__What to produce__: All lines in the material below that hold "конфликтов" should be found and copied.

__Available records__:
◇ ◇ ◇ ◇
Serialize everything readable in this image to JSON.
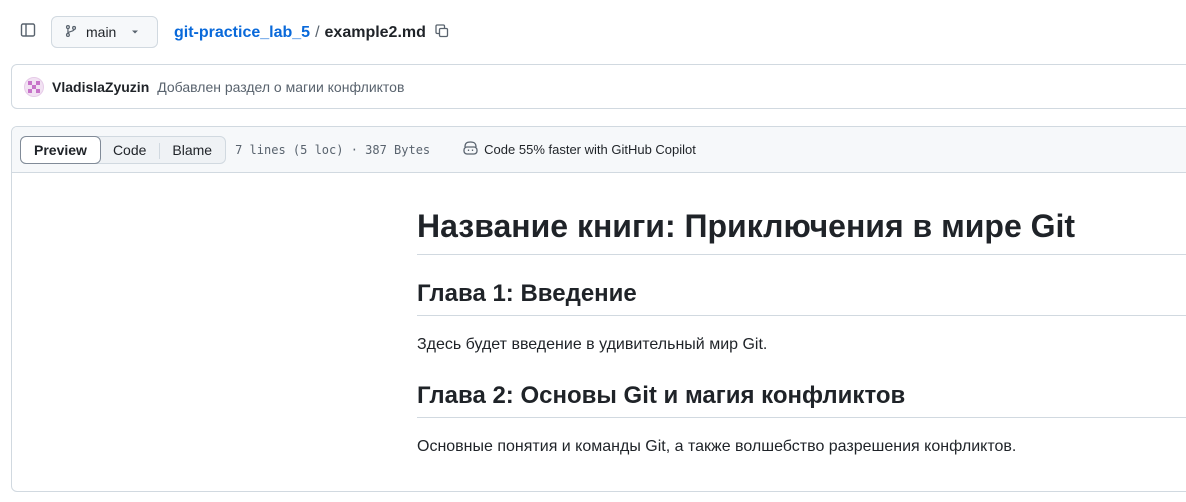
{
  "toolbar": {
    "branch_label": "main",
    "repo_link": "git-practice_lab_5",
    "separator": "/",
    "file_name": "example2.md"
  },
  "commit": {
    "author": "VladislaZyuzin",
    "message": "Добавлен раздел о магии конфликтов"
  },
  "file_header": {
    "tabs": [
      "Preview",
      "Code",
      "Blame"
    ],
    "active_tab": "Preview",
    "info": "7 lines (5 loc) · 387 Bytes",
    "copilot_text": "Code 55% faster with GitHub Copilot"
  },
  "content": {
    "title": "Название книги: Приключения в мире Git",
    "chapter1_heading": "Глава 1: Введение",
    "chapter1_text": "Здесь будет введение в удивительный мир Git.",
    "chapter2_heading": "Глава 2: Основы Git и магия конфликтов",
    "chapter2_text": "Основные понятия и команды Git, а также волшебство разрешения конфликтов."
  },
  "icons": {
    "sidepanel": "sidepanel-icon",
    "branch": "git-branch-icon",
    "caret": "triangle-down-icon",
    "copy": "copy-icon",
    "copilot": "copilot-icon"
  },
  "colors": {
    "link": "#0969da",
    "text": "#1f2328",
    "muted": "#59636e",
    "border": "#d1d9e0",
    "header_bg": "#f6f8fa"
  }
}
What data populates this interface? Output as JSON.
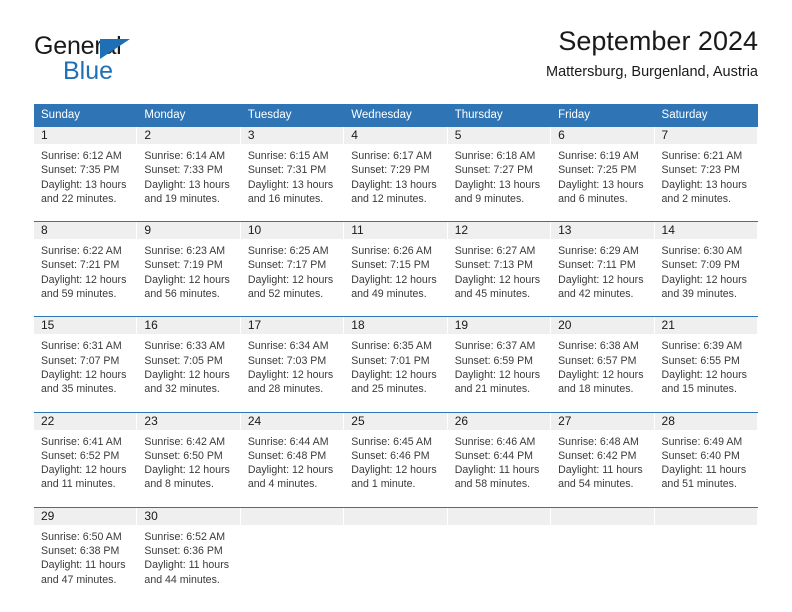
{
  "brand": {
    "name_part1": "General",
    "name_part2": "Blue",
    "accent_color": "#1f6fb5",
    "triangle_icon": "triangle-icon"
  },
  "header": {
    "title": "September 2024",
    "subtitle": "Mattersburg, Burgenland, Austria"
  },
  "calendar": {
    "header_bg": "#2f75b5",
    "daynum_bg": "#efefef",
    "weekday_headers": [
      "Sunday",
      "Monday",
      "Tuesday",
      "Wednesday",
      "Thursday",
      "Friday",
      "Saturday"
    ],
    "weeks": [
      [
        {
          "day": "1",
          "sunrise": "Sunrise: 6:12 AM",
          "sunset": "Sunset: 7:35 PM",
          "daylight_line1": "Daylight: 13 hours",
          "daylight_line2": "and 22 minutes."
        },
        {
          "day": "2",
          "sunrise": "Sunrise: 6:14 AM",
          "sunset": "Sunset: 7:33 PM",
          "daylight_line1": "Daylight: 13 hours",
          "daylight_line2": "and 19 minutes."
        },
        {
          "day": "3",
          "sunrise": "Sunrise: 6:15 AM",
          "sunset": "Sunset: 7:31 PM",
          "daylight_line1": "Daylight: 13 hours",
          "daylight_line2": "and 16 minutes."
        },
        {
          "day": "4",
          "sunrise": "Sunrise: 6:17 AM",
          "sunset": "Sunset: 7:29 PM",
          "daylight_line1": "Daylight: 13 hours",
          "daylight_line2": "and 12 minutes."
        },
        {
          "day": "5",
          "sunrise": "Sunrise: 6:18 AM",
          "sunset": "Sunset: 7:27 PM",
          "daylight_line1": "Daylight: 13 hours",
          "daylight_line2": "and 9 minutes."
        },
        {
          "day": "6",
          "sunrise": "Sunrise: 6:19 AM",
          "sunset": "Sunset: 7:25 PM",
          "daylight_line1": "Daylight: 13 hours",
          "daylight_line2": "and 6 minutes."
        },
        {
          "day": "7",
          "sunrise": "Sunrise: 6:21 AM",
          "sunset": "Sunset: 7:23 PM",
          "daylight_line1": "Daylight: 13 hours",
          "daylight_line2": "and 2 minutes."
        }
      ],
      [
        {
          "day": "8",
          "sunrise": "Sunrise: 6:22 AM",
          "sunset": "Sunset: 7:21 PM",
          "daylight_line1": "Daylight: 12 hours",
          "daylight_line2": "and 59 minutes."
        },
        {
          "day": "9",
          "sunrise": "Sunrise: 6:23 AM",
          "sunset": "Sunset: 7:19 PM",
          "daylight_line1": "Daylight: 12 hours",
          "daylight_line2": "and 56 minutes."
        },
        {
          "day": "10",
          "sunrise": "Sunrise: 6:25 AM",
          "sunset": "Sunset: 7:17 PM",
          "daylight_line1": "Daylight: 12 hours",
          "daylight_line2": "and 52 minutes."
        },
        {
          "day": "11",
          "sunrise": "Sunrise: 6:26 AM",
          "sunset": "Sunset: 7:15 PM",
          "daylight_line1": "Daylight: 12 hours",
          "daylight_line2": "and 49 minutes."
        },
        {
          "day": "12",
          "sunrise": "Sunrise: 6:27 AM",
          "sunset": "Sunset: 7:13 PM",
          "daylight_line1": "Daylight: 12 hours",
          "daylight_line2": "and 45 minutes."
        },
        {
          "day": "13",
          "sunrise": "Sunrise: 6:29 AM",
          "sunset": "Sunset: 7:11 PM",
          "daylight_line1": "Daylight: 12 hours",
          "daylight_line2": "and 42 minutes."
        },
        {
          "day": "14",
          "sunrise": "Sunrise: 6:30 AM",
          "sunset": "Sunset: 7:09 PM",
          "daylight_line1": "Daylight: 12 hours",
          "daylight_line2": "and 39 minutes."
        }
      ],
      [
        {
          "day": "15",
          "sunrise": "Sunrise: 6:31 AM",
          "sunset": "Sunset: 7:07 PM",
          "daylight_line1": "Daylight: 12 hours",
          "daylight_line2": "and 35 minutes."
        },
        {
          "day": "16",
          "sunrise": "Sunrise: 6:33 AM",
          "sunset": "Sunset: 7:05 PM",
          "daylight_line1": "Daylight: 12 hours",
          "daylight_line2": "and 32 minutes."
        },
        {
          "day": "17",
          "sunrise": "Sunrise: 6:34 AM",
          "sunset": "Sunset: 7:03 PM",
          "daylight_line1": "Daylight: 12 hours",
          "daylight_line2": "and 28 minutes."
        },
        {
          "day": "18",
          "sunrise": "Sunrise: 6:35 AM",
          "sunset": "Sunset: 7:01 PM",
          "daylight_line1": "Daylight: 12 hours",
          "daylight_line2": "and 25 minutes."
        },
        {
          "day": "19",
          "sunrise": "Sunrise: 6:37 AM",
          "sunset": "Sunset: 6:59 PM",
          "daylight_line1": "Daylight: 12 hours",
          "daylight_line2": "and 21 minutes."
        },
        {
          "day": "20",
          "sunrise": "Sunrise: 6:38 AM",
          "sunset": "Sunset: 6:57 PM",
          "daylight_line1": "Daylight: 12 hours",
          "daylight_line2": "and 18 minutes."
        },
        {
          "day": "21",
          "sunrise": "Sunrise: 6:39 AM",
          "sunset": "Sunset: 6:55 PM",
          "daylight_line1": "Daylight: 12 hours",
          "daylight_line2": "and 15 minutes."
        }
      ],
      [
        {
          "day": "22",
          "sunrise": "Sunrise: 6:41 AM",
          "sunset": "Sunset: 6:52 PM",
          "daylight_line1": "Daylight: 12 hours",
          "daylight_line2": "and 11 minutes."
        },
        {
          "day": "23",
          "sunrise": "Sunrise: 6:42 AM",
          "sunset": "Sunset: 6:50 PM",
          "daylight_line1": "Daylight: 12 hours",
          "daylight_line2": "and 8 minutes."
        },
        {
          "day": "24",
          "sunrise": "Sunrise: 6:44 AM",
          "sunset": "Sunset: 6:48 PM",
          "daylight_line1": "Daylight: 12 hours",
          "daylight_line2": "and 4 minutes."
        },
        {
          "day": "25",
          "sunrise": "Sunrise: 6:45 AM",
          "sunset": "Sunset: 6:46 PM",
          "daylight_line1": "Daylight: 12 hours",
          "daylight_line2": "and 1 minute."
        },
        {
          "day": "26",
          "sunrise": "Sunrise: 6:46 AM",
          "sunset": "Sunset: 6:44 PM",
          "daylight_line1": "Daylight: 11 hours",
          "daylight_line2": "and 58 minutes."
        },
        {
          "day": "27",
          "sunrise": "Sunrise: 6:48 AM",
          "sunset": "Sunset: 6:42 PM",
          "daylight_line1": "Daylight: 11 hours",
          "daylight_line2": "and 54 minutes."
        },
        {
          "day": "28",
          "sunrise": "Sunrise: 6:49 AM",
          "sunset": "Sunset: 6:40 PM",
          "daylight_line1": "Daylight: 11 hours",
          "daylight_line2": "and 51 minutes."
        }
      ],
      [
        {
          "day": "29",
          "sunrise": "Sunrise: 6:50 AM",
          "sunset": "Sunset: 6:38 PM",
          "daylight_line1": "Daylight: 11 hours",
          "daylight_line2": "and 47 minutes."
        },
        {
          "day": "30",
          "sunrise": "Sunrise: 6:52 AM",
          "sunset": "Sunset: 6:36 PM",
          "daylight_line1": "Daylight: 11 hours",
          "daylight_line2": "and 44 minutes."
        },
        {
          "day": "",
          "sunrise": "",
          "sunset": "",
          "daylight_line1": "",
          "daylight_line2": ""
        },
        {
          "day": "",
          "sunrise": "",
          "sunset": "",
          "daylight_line1": "",
          "daylight_line2": ""
        },
        {
          "day": "",
          "sunrise": "",
          "sunset": "",
          "daylight_line1": "",
          "daylight_line2": ""
        },
        {
          "day": "",
          "sunrise": "",
          "sunset": "",
          "daylight_line1": "",
          "daylight_line2": ""
        },
        {
          "day": "",
          "sunrise": "",
          "sunset": "",
          "daylight_line1": "",
          "daylight_line2": ""
        }
      ]
    ]
  }
}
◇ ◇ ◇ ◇
__The answer__:
    "message": "Добавлен раздел о магии конфликтов"
    "chapter2_heading": "Глава 2: Основы Git и магия конфликтов",
    "chapter2_text": "Основные понятия и команды Git, а также волшебство разрешения конфликтов."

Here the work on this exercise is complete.